Among the lines below, tally those that hold "zumo". Return the number and nothing more.

Extracted information START

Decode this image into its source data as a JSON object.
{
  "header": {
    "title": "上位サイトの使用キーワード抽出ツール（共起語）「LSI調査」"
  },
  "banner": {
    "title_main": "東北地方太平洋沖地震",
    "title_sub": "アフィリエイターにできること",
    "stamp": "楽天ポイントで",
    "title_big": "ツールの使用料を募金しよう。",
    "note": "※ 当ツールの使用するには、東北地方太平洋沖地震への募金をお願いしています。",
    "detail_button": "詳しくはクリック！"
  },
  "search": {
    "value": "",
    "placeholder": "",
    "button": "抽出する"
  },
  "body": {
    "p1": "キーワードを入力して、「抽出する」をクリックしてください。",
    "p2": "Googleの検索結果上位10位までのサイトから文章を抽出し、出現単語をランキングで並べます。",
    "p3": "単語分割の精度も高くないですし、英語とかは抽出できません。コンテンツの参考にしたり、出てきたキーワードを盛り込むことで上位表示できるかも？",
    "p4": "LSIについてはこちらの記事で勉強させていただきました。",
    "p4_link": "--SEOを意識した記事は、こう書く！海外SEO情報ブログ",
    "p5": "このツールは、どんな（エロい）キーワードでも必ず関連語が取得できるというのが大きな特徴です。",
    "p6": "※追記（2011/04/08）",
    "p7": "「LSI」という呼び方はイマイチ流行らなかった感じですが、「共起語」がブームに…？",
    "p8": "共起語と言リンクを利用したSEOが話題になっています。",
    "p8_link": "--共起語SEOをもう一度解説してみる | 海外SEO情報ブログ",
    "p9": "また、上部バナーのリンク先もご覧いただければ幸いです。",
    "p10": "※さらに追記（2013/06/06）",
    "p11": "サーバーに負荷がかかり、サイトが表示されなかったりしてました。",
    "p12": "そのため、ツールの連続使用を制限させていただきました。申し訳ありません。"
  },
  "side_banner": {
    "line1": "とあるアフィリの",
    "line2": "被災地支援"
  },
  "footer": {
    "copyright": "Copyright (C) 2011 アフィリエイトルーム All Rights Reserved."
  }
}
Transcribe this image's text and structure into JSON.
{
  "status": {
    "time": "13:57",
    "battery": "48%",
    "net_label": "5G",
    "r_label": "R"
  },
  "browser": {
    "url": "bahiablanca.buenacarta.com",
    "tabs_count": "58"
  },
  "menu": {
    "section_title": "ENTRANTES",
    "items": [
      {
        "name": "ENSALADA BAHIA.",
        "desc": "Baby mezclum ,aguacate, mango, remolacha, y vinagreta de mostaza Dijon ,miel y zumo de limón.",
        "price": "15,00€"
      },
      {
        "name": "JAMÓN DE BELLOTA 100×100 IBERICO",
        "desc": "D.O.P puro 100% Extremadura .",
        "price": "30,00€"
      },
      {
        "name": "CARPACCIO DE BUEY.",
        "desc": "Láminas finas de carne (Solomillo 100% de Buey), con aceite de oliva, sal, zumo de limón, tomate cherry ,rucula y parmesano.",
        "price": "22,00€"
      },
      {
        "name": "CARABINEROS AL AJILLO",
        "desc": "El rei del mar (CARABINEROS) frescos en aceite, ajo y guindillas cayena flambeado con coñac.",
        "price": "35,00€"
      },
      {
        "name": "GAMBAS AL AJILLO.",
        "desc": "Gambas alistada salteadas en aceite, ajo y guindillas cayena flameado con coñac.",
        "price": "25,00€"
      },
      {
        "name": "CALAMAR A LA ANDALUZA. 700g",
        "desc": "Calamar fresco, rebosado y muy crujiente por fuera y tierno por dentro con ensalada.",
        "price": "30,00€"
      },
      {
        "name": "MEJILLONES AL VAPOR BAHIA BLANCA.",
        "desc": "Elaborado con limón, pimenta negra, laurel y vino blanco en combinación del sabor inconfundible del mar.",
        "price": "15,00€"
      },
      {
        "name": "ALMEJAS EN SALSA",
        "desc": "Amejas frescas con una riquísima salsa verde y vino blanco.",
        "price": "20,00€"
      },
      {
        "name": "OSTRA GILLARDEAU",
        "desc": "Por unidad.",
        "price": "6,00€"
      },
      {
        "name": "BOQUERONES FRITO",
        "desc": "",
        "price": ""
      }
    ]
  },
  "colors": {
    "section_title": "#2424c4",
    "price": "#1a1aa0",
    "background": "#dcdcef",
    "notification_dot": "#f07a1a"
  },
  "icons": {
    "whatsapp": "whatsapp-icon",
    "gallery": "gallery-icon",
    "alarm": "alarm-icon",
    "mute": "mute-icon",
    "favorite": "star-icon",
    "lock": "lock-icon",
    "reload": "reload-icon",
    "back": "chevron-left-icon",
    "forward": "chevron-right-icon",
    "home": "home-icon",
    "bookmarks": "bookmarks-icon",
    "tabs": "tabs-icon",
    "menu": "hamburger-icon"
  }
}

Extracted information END

**Answer section**
2